We arrive at Penzance at dusk. The starting line is still 20 miles away and we have to find a place to camp. Getting on our bikes after a 8 hour train ride, we whoop and shout out joyfully. Freedom of the open road, the direction of a map, the single simple goal of achievement. On our way to Lands End, the size of the task ahead hits me. We haven’t even arrived at the starting line yet, but the first hill has us huffing and puffing. Dave's new gear set makes ominous uncomfortable noises. The chain and teeth are not yet friends, and as they fight to get along they groan. My chain and teeth have been lazy friends too long. On the easy flats of London, untried and untested, their relationship held up well. The strain of this steep uphill sees them parting company forcefully. They are not showing the dedication to each other I had hoped. How will our trio hold up? My bike skips a few gears and I welcome the excuse to come off my bike. I had, of course, raced up the first five meters of the mile long hill in a frenzy of excitement, and so the others were still behind me, waiting to go past. Too busy to laugh at my disaster, they chugged on up the hill. Damn that stinking tank engine who set the bar so high. I can’t even see the top of this slope in the dark.
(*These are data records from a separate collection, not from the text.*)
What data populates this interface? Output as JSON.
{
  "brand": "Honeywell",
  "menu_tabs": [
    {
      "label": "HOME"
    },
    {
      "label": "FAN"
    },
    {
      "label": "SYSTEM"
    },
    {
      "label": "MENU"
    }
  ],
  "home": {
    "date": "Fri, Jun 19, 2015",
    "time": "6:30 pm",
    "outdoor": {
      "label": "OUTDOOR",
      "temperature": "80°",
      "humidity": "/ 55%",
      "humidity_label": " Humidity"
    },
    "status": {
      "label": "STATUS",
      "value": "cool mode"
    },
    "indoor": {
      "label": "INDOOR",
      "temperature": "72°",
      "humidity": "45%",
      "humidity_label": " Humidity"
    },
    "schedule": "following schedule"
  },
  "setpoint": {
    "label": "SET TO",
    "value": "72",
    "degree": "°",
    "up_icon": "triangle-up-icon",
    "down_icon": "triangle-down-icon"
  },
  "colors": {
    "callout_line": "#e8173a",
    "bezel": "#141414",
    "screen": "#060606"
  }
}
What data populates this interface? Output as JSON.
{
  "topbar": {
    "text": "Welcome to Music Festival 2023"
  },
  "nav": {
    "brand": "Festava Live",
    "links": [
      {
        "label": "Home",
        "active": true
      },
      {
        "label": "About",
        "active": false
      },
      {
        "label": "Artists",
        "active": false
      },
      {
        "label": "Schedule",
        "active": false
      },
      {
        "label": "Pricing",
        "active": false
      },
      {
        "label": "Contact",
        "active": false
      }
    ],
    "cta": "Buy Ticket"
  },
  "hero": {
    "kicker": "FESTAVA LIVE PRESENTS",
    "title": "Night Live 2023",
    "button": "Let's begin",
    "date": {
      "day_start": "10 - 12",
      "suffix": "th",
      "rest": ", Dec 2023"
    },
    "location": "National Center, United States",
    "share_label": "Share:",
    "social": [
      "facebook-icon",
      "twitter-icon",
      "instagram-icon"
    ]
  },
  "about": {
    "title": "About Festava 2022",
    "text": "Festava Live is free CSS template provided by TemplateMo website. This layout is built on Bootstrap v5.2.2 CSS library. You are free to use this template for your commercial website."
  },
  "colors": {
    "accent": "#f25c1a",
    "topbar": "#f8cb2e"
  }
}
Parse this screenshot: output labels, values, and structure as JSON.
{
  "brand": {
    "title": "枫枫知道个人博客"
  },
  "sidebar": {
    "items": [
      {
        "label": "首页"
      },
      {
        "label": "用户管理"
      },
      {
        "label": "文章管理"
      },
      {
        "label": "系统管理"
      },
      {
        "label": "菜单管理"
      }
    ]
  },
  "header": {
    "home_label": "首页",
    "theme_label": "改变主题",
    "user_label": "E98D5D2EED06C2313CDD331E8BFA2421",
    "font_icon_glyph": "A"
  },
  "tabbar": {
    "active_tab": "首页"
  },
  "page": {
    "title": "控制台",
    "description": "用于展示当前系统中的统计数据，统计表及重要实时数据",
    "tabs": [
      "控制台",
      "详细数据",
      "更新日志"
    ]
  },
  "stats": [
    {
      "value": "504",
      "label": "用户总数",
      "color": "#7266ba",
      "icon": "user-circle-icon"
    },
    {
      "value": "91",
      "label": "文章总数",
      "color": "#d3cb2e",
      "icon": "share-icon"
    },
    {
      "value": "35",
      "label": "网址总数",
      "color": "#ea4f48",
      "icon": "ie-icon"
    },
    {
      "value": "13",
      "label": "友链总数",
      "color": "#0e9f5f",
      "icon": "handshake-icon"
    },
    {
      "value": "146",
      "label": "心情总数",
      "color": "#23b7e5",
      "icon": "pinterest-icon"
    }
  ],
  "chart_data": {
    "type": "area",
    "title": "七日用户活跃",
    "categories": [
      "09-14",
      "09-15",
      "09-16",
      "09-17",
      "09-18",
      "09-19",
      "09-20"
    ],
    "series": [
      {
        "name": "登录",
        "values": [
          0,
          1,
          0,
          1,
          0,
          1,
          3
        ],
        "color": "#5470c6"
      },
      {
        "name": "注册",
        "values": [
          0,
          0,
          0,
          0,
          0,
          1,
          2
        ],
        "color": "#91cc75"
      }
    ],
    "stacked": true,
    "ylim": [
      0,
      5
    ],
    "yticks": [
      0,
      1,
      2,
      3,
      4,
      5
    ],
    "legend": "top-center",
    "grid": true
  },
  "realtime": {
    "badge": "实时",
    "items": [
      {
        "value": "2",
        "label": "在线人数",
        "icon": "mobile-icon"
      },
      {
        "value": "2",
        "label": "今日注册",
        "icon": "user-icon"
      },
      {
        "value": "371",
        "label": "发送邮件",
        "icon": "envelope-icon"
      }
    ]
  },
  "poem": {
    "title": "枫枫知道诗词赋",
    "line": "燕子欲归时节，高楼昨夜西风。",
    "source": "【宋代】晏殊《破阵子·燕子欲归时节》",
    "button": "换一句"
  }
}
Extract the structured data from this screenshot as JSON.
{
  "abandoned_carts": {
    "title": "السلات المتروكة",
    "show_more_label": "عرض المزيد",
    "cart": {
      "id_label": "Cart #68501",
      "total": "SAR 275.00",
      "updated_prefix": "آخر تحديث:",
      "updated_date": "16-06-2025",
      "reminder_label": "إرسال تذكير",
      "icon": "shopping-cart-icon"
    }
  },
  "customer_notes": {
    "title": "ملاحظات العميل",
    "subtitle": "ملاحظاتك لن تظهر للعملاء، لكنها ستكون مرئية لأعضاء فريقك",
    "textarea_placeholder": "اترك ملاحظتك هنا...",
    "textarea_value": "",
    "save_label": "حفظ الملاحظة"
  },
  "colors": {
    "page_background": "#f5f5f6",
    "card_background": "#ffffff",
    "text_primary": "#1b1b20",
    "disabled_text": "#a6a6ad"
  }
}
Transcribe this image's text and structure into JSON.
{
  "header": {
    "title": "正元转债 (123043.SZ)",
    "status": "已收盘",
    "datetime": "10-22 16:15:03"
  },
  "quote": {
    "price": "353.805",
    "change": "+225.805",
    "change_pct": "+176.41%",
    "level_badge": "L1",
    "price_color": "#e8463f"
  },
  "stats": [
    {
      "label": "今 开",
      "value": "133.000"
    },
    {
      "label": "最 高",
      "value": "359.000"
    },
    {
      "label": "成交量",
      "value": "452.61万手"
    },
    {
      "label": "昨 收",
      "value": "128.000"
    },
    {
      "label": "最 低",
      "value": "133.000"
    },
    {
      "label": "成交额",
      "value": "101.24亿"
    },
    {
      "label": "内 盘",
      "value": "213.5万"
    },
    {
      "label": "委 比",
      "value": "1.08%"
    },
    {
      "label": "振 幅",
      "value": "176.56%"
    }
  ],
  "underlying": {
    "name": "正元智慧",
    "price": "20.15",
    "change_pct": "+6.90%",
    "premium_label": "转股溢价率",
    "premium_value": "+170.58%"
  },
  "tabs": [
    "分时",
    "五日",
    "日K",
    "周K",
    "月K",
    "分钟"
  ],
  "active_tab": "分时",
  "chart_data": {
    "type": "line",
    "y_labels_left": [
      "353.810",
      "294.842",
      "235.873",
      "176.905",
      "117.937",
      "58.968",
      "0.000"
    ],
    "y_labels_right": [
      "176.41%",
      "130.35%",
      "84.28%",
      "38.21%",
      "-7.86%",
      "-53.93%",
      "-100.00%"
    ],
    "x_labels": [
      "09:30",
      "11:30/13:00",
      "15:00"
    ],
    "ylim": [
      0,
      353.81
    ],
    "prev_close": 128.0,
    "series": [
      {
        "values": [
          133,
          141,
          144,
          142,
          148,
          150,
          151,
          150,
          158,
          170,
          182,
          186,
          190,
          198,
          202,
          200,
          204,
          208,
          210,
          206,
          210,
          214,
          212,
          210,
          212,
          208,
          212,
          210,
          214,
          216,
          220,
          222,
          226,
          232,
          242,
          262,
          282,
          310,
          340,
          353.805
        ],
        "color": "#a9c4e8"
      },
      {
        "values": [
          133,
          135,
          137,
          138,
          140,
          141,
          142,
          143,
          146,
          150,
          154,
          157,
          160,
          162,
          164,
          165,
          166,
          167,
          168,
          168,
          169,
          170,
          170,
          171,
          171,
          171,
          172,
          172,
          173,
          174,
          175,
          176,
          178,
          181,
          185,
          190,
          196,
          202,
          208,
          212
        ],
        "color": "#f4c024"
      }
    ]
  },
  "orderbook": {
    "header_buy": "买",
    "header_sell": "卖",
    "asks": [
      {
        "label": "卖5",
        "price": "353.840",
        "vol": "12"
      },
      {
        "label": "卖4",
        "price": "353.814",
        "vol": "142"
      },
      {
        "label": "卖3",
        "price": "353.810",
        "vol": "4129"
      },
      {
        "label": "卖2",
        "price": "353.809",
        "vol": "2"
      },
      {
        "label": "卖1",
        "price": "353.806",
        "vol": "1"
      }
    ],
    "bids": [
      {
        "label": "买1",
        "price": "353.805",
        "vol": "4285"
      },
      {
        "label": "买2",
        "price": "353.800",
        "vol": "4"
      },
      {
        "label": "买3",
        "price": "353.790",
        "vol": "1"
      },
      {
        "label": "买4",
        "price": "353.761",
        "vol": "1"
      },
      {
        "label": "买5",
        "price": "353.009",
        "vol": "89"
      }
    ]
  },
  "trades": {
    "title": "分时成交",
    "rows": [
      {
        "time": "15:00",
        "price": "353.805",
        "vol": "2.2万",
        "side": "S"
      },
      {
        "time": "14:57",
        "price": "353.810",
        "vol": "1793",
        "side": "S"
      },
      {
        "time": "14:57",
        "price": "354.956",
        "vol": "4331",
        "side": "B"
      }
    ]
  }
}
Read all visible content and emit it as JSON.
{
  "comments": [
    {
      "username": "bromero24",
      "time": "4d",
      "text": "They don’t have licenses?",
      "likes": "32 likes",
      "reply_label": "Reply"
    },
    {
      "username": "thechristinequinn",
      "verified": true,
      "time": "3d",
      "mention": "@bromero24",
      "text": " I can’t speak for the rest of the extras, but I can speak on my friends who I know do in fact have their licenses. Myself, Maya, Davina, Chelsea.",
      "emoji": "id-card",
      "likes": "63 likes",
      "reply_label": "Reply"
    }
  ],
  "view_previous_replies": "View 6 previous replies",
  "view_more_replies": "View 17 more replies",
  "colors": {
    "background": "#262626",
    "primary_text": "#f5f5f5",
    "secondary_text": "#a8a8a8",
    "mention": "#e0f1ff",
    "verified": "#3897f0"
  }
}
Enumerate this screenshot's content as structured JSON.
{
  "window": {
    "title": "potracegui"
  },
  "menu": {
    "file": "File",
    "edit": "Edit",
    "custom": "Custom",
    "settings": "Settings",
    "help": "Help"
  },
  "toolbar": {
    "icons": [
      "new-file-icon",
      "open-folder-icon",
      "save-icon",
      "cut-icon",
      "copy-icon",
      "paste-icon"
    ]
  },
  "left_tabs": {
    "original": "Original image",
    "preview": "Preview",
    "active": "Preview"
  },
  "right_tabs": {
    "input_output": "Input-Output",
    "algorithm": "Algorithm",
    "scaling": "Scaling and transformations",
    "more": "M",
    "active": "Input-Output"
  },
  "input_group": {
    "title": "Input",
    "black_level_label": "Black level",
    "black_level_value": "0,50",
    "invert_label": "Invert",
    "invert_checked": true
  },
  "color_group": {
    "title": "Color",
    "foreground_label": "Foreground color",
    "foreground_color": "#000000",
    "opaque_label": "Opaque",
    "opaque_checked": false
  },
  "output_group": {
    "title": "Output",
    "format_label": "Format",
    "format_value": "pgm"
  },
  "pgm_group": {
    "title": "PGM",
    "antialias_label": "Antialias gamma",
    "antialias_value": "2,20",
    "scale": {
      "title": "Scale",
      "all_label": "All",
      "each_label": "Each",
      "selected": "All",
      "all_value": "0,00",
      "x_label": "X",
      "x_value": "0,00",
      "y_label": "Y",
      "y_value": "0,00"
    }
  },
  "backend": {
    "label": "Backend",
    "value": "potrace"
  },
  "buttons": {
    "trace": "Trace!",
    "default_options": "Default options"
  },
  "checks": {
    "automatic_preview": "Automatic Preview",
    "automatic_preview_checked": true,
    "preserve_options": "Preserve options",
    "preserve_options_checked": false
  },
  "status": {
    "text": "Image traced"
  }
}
By the time I'm up, night has descended fully. The last lampposts are behind us, the tree tunnels twist and dive ahead. We have two working lights and one working bike between the three of us. My attitude approaching this task was one of severe naivety. My bike riding technique, honed around the stop and start of city riding from traffic light to busy road, was unaccustomed to long spells of non-stop pedalling. The ego boosts from scowling at pink tassel hung bikes can't be relied on here to kick start the adrenaline. There is no granny carting a kilo of fair trade loofas down the pavement on a penny farthing for me to pace myself against.